My father has more girls than boys, and never in our lives have we ever felt treated differently because of our gender. He often said “I am investing in you for your future, not because I want anything in return. If you mess that up, know that you are the one who will suffer, not me”. I was certain that he would never force me into anything or do anything I don’t want to especially when it comes to marriage. That assurance was what kept my heart at peace during those times. The church lady and her brothers’ in-law after several unsuccessful attempts eventually left me alone.
Some of the “lost boys” are partially responsible for this commercialziation of marriage especially from the early 2000s when they started competing for young girls back in Africa and paying high bride price
However, there is a completely different reality for many South Sudanese girls. “52% of girls in South Sudan are married before their 18th birthday and 9% are married before the age of 15.” Many girls feel powerless and lack the agency to refuse children and forced marriages because they believe they have no rights. Broadly, several economic and social factors continue to drive child and forced marriages in South Sudan, but the current commercialization of marriage makes many young girls even more vulnerable to forced and child marriages.

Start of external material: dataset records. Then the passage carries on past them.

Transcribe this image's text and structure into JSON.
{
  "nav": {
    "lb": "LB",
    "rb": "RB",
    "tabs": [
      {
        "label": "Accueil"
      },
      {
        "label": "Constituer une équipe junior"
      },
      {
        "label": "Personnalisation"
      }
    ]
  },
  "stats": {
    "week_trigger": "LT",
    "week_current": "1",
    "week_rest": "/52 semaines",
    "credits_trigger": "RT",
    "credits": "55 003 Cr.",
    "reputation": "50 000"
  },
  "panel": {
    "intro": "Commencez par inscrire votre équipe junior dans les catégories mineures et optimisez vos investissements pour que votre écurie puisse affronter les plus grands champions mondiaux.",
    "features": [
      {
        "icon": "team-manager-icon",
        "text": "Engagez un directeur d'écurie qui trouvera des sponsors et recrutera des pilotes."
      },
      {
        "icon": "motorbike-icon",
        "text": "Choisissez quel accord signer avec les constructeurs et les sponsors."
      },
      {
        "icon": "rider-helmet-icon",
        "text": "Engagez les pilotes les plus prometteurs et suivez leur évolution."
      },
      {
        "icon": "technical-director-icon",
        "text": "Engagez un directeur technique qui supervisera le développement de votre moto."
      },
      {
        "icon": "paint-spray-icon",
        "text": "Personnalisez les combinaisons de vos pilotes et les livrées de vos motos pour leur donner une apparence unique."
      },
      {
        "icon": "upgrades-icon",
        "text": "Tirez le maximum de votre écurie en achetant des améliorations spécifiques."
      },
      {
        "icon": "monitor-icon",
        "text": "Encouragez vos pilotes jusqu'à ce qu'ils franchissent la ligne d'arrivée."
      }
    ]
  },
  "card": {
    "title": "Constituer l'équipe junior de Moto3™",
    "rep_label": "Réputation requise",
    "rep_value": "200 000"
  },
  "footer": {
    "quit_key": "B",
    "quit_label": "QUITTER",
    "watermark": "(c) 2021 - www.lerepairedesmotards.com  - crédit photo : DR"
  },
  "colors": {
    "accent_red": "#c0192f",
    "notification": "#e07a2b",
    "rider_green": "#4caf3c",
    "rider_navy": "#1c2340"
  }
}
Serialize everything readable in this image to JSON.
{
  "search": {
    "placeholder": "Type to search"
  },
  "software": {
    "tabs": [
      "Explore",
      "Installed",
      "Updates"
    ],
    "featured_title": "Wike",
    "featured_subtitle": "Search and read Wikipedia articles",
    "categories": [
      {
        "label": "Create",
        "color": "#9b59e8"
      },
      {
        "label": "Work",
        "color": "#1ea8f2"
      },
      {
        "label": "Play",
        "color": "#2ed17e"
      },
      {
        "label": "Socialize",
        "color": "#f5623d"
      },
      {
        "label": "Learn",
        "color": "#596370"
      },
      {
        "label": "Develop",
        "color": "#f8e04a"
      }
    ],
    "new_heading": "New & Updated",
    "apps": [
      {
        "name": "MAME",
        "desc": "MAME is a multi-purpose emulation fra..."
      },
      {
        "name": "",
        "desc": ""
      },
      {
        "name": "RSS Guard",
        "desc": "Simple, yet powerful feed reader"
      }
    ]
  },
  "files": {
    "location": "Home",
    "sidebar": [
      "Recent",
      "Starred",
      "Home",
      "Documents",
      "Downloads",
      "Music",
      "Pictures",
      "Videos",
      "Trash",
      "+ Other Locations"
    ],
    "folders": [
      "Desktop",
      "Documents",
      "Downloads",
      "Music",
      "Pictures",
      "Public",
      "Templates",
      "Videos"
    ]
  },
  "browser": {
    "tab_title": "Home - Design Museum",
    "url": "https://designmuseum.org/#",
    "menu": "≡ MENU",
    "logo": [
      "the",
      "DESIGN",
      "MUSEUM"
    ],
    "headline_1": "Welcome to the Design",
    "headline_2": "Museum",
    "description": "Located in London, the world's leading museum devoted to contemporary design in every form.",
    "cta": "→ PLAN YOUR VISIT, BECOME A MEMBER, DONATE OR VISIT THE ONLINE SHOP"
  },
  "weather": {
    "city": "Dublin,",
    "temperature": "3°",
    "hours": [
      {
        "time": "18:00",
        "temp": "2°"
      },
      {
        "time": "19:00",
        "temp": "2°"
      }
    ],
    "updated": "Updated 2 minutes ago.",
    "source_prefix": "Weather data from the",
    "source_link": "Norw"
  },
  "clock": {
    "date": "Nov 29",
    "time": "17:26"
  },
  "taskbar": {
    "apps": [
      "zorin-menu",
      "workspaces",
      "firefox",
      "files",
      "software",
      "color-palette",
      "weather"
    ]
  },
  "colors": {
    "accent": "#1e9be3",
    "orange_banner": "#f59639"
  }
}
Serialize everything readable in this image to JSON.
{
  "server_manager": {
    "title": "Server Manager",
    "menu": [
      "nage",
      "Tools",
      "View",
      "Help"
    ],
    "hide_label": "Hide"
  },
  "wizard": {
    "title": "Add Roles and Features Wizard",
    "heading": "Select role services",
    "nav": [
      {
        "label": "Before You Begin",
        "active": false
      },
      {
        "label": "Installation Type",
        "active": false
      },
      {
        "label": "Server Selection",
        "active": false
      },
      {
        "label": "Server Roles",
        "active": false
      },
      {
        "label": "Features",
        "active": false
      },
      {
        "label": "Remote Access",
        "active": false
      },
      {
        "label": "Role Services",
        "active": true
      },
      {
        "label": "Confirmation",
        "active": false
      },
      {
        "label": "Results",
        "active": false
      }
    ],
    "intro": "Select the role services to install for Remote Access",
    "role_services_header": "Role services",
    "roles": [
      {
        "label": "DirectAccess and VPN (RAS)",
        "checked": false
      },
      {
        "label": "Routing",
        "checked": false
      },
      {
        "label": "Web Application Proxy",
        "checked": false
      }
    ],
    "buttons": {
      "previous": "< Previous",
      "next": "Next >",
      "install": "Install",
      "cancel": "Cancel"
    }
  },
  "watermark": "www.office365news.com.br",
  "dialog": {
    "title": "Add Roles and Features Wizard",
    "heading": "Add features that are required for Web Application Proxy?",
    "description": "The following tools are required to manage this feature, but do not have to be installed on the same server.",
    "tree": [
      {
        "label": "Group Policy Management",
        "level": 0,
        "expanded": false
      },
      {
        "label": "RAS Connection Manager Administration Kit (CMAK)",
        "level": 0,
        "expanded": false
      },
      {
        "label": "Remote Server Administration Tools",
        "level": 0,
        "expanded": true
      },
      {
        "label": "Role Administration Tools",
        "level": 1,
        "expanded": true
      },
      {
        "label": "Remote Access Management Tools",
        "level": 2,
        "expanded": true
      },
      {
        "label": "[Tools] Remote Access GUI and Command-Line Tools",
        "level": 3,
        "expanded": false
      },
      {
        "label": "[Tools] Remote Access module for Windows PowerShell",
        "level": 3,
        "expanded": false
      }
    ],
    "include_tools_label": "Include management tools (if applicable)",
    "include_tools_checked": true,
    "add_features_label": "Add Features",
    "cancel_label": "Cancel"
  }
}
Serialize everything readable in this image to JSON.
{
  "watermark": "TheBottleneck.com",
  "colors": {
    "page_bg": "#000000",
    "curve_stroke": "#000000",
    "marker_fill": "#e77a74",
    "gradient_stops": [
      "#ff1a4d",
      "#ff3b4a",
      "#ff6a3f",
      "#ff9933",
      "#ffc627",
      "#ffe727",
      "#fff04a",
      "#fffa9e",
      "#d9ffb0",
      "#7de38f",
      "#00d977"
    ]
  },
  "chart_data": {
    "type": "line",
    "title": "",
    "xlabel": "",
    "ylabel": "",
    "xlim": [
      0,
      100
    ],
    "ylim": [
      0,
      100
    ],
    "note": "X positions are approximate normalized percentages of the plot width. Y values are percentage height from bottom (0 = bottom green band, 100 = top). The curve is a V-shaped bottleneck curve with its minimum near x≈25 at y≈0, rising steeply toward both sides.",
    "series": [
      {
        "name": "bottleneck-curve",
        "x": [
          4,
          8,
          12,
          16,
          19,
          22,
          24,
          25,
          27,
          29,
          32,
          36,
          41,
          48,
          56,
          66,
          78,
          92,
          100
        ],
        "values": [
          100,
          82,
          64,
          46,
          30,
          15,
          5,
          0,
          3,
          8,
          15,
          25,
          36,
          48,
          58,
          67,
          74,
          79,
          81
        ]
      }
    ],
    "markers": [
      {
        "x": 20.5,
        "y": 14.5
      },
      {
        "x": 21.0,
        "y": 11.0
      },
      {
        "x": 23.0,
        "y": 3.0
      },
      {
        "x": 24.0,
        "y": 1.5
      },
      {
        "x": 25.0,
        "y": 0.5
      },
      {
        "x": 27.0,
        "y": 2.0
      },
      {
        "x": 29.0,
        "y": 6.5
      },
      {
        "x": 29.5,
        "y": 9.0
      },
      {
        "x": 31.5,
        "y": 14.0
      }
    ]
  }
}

There is absolutely nothing “cultural” about the current wedding processes especially amongst certain sections of Nilotes in South Sudan who happen to be the majority and known for attaching so much value to bride price among other things. While the parents/guardians are asking for ridiculous amounts of cattle and or money for bride price, (for some, the higher the level of education, the higher the bride price), weddings are not everyday experiences so, some young couples wish to have memorable weddings which means doing two weddings in one for some; the ‘traditional’ and the ‘white’ wedding. Don’t get me wrong, the beauty in these celebrations can feel priceless but really, none of these is cost effective given how communal South Sudanese especially Dinka marriages are. I often wonder if anyone at all really cares how the young couple will start off their new life after honeymoon, thats if they can even still afford to have one by the end of this process.
In as much as there are contradictions in the legal framework in South Sudan such as the unclear definition of “marriageable age”, the laws on paper generally recognise and protect the rights of the girl child. In addition to the legal framework and other efforts such as the Strategic Action Plan on Ending Child Marriage in South Sudan by 2030, South Sudan is a signatory to various regional and international instruments such as the Convention on the Elimination of All Forms of Discrimination Against Women (CEDAW), The African Charter on the Rights and Welfare of Children that the parliament passed clearly and strongly prohibits child marriage as well as the Convention on the Rights of the Child.
Laws, policies, and strategic plans continue to be drafted and passed but end up sitting on office shelves, especially in public institutions meant to spearhead them. Political will comes with a national budget allocation and commitments that make implementation of laws, policies, and programs possible, which South Sudan lacks. Unless donors pick up the ball and get it rolling, nothing moves, but for how long are nongovernmental organisations going to continue to perform the government’s tasks? It is one thing to wish to protect the girl child, but it is another to actually commit to it. No country can progress when almost half of its population is expected to be dependent and unable to meaningfully contribute beyond their households.
Author: Aluel M.B Atem, a Development Economist who has a keen interest in Gender and Conflict Transformation.